  • RFT – Multifunctional Tool for Test Automation

RTF stands for IBM Rational Functional Tester, a tool for creating scripts like human testers. IBM offers other software to integrate with RFT for a better testing experience. It offers other features that are mentioned below.

  • It comes with a storyboard simplifying the test visualization and editing using screenshots.

  • You can use recording tools for easy scripting.

  • It uses data-driven testing to get the same series of actions.

  • You can integrate it with other software for more manageable SDLC management.

  • JUnit – a Framework for Running Tests

JUnit is an open-source framework suitable for test-driven development. It is almost similar to Pytest for Python. JUnit is commonly used for conducting automated integration testing, but only for Java programming language. If you are a core Java developer, you should go for this tool for better implementation. It also provides the below features.
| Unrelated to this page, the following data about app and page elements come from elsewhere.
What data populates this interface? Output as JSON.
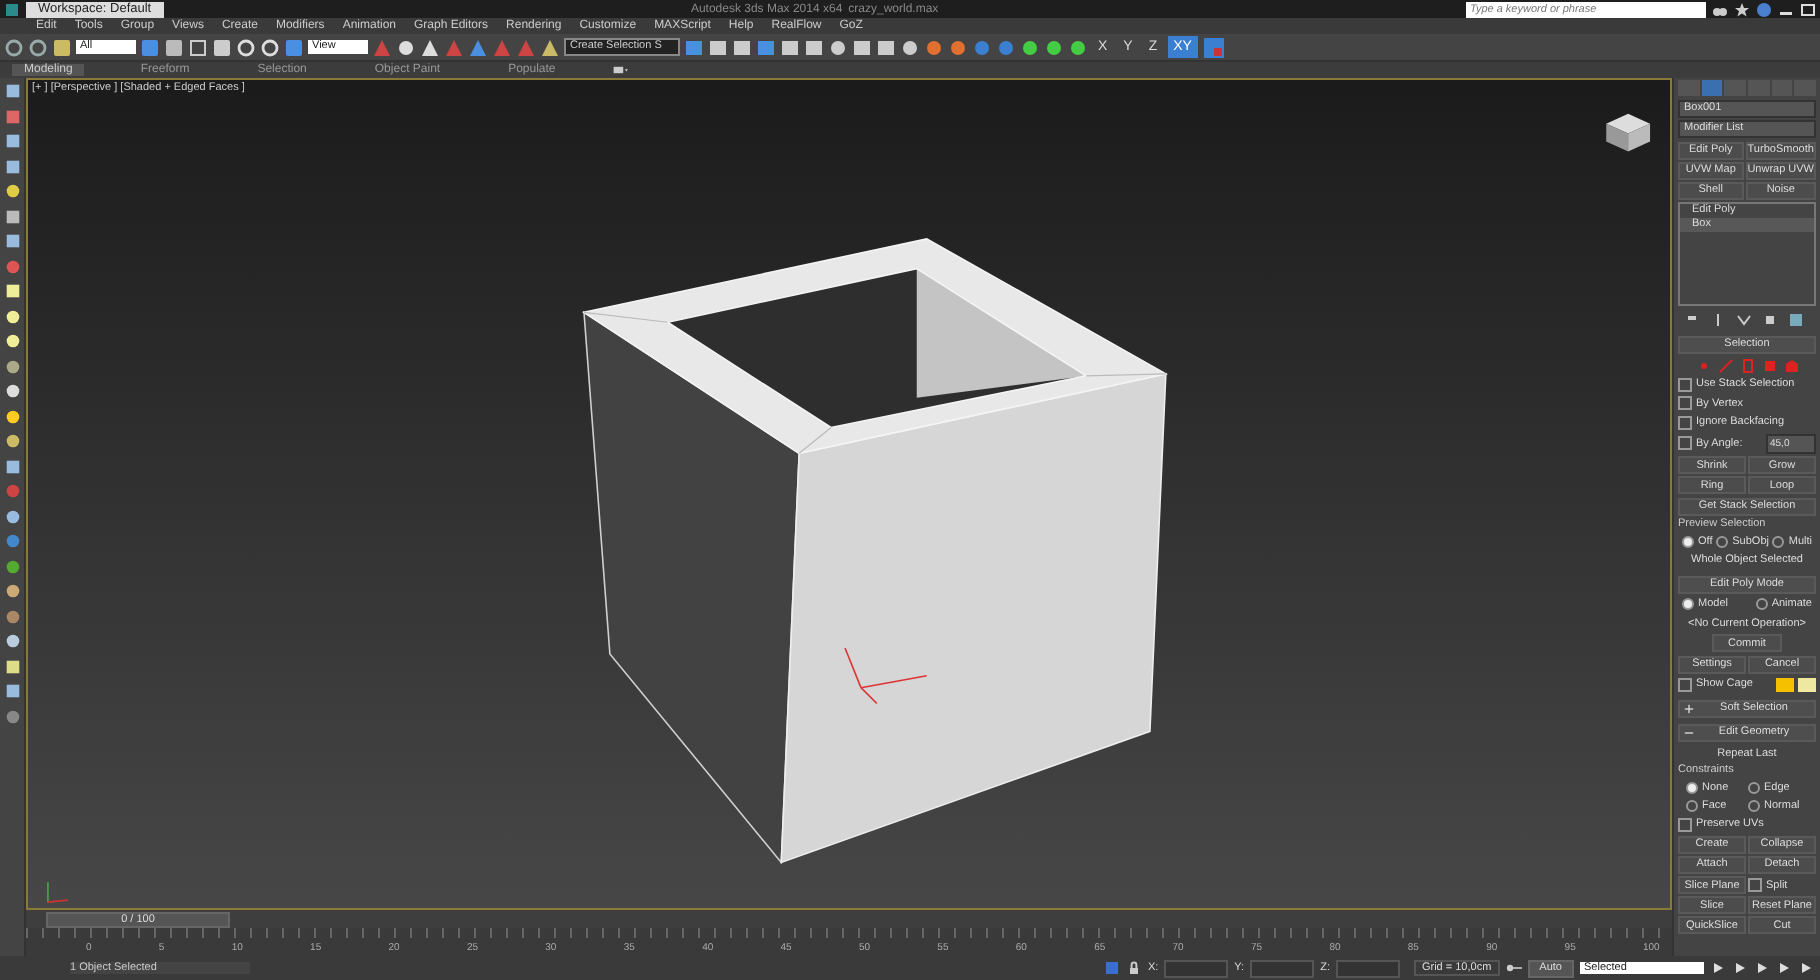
{
  "title_bar": {
    "workspace": "Workspace: Default",
    "title": "Autodesk 3ds Max 2014 x64",
    "file": "crazy_world.max",
    "search": {
      "placeholder": "Type a keyword or phrase"
    }
  },
  "menu": [
    "Edit",
    "Tools",
    "Group",
    "Views",
    "Create",
    "Modifiers",
    "Animation",
    "Graph Editors",
    "Rendering",
    "Customize",
    "MAXScript",
    "Help",
    "RealFlow",
    "GoZ"
  ],
  "toolbar": {
    "selection_filter": "All",
    "reference_coord": "View",
    "named_selection": "Create Selection S",
    "axis_buttons": [
      {
        "label": "X",
        "selected": false
      },
      {
        "label": "Y",
        "selected": false
      },
      {
        "label": "Z",
        "selected": false
      },
      {
        "label": "XY",
        "selected": true
      }
    ]
  },
  "ribbon_tabs": [
    {
      "label": "Modeling",
      "selected": true
    },
    {
      "label": "Freeform",
      "selected": false
    },
    {
      "label": "Selection",
      "selected": false
    },
    {
      "label": "Object Paint",
      "selected": false
    },
    {
      "label": "Populate",
      "selected": false
    }
  ],
  "viewport": {
    "label": "[+ ] [Perspective ] [Shaded + Edged Faces ]"
  },
  "command_panel": {
    "tabs": [
      {
        "selected": false
      },
      {
        "selected": true
      },
      {
        "selected": false
      },
      {
        "selected": false
      },
      {
        "selected": false
      },
      {
        "selected": false
      }
    ],
    "object_name": "Box001",
    "modifier_list": "Modifier List",
    "modifier_buttons": [
      "Edit Poly",
      "TurboSmooth",
      "UVW Map",
      "Unwrap UVW",
      "Shell",
      "Noise"
    ],
    "stack": [
      {
        "label": "Edit Poly",
        "selected": false
      },
      {
        "label": "Box",
        "selected": true
      }
    ],
    "selection": {
      "title": "Selection",
      "checkboxes": [
        {
          "label": "Use Stack Selection",
          "checked": false
        },
        {
          "label": "By Vertex",
          "checked": false
        },
        {
          "label": "Ignore Backfacing",
          "checked": false
        },
        {
          "label": "By Angle:",
          "checked": false
        }
      ],
      "angle": "45,0",
      "buttons": [
        "Shrink",
        "Grow",
        "Ring",
        "Loop"
      ],
      "get_stack": "Get Stack Selection"
    },
    "preview": {
      "title": "Preview Selection",
      "options": [
        {
          "label": "Off",
          "selected": true
        },
        {
          "label": "SubObj",
          "selected": false
        },
        {
          "label": "Multi",
          "selected": false
        }
      ],
      "status": "Whole Object Selected"
    },
    "edit_poly_mode": {
      "title": "Edit Poly Mode",
      "modes": [
        {
          "label": "Model",
          "selected": true
        },
        {
          "label": "Animate",
          "selected": false
        }
      ],
      "operation": "<No Current Operation>",
      "commit": "Commit",
      "settings": "Settings",
      "cancel": "Cancel",
      "show_cage": {
        "label": "Show Cage",
        "checked": false
      }
    },
    "soft_selection": {
      "title": "Soft Selection",
      "expanded": false
    },
    "edit_geometry": {
      "title": "Edit Geometry",
      "expanded": true,
      "repeat_last": "Repeat Last",
      "constraints_title": "Constraints",
      "constraints": [
        {
          "label": "None",
          "selected": true
        },
        {
          "label": "Edge",
          "selected": false
        },
        {
          "label": "Face",
          "selected": false
        },
        {
          "label": "Normal",
          "selected": false
        }
      ],
      "preserve_uvs": {
        "label": "Preserve UVs",
        "checked": false
      },
      "buttons": [
        "Create",
        "Collapse",
        "Attach",
        "Detach"
      ],
      "slice_plane": "Slice Plane",
      "split": {
        "label": "Split",
        "checked": false
      },
      "buttons2": [
        "Slice",
        "Reset Plane",
        "QuickSlice",
        "Cut"
      ]
    }
  },
  "timeline": {
    "frame": "0 / 100",
    "level": 0,
    "ticks": [
      "0",
      "5",
      "10",
      "15",
      "20",
      "25",
      "30",
      "35",
      "40",
      "45",
      "50",
      "55",
      "60",
      "65",
      "70",
      "75",
      "80",
      "85",
      "90",
      "95",
      "100"
    ]
  },
  "status_bar": {
    "message": "1 Object Selected",
    "coords": [
      "X:",
      "Y:",
      "Z:"
    ],
    "grid": "Grid = 10,0cm",
    "auto_key": "Auto",
    "key_filter": "Selected"
  }
}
  • The framework is suitable for writing tests and running tests.

  • You can seamlessly integrate this tool with other tools via plugin infrastructure.

  • It helps run automatic test results and provides immediate feedback without any manual effort.

  • Mockito – a Framework for Mocking

Well-suited framework for Java automation engineers for writing tests. Mockito is considered to be the best framework for Java. Below are some features.

  • It comes with a simple API to integrate it with diverse tools.

  • It has detailed and thorough documentation with concise reports.


Testing is one of the crucial stages of the SDLC that ensures overall performance and delivers high-end software to clients. Several testing processes are available, but testing the combined working of unit modules requires integration testing that checks for the flow of data between them. It comes with different testing approaches suitable for different scenarios and project sizes. You can run integration tests manually or by automated tools. You can choose any tool depending on the requirement and features offered by those tools. Integration testing has made it easier for developers to determine bugs and fix them at the early stages of development. It reduces time and effort by eliminating the need to fix bugs just before the release.


Related Posts

Copyright 2020 - A/B Smartly | Terms and Conditions | Privacy Policy | Security | GDPR & HIPAA | Blog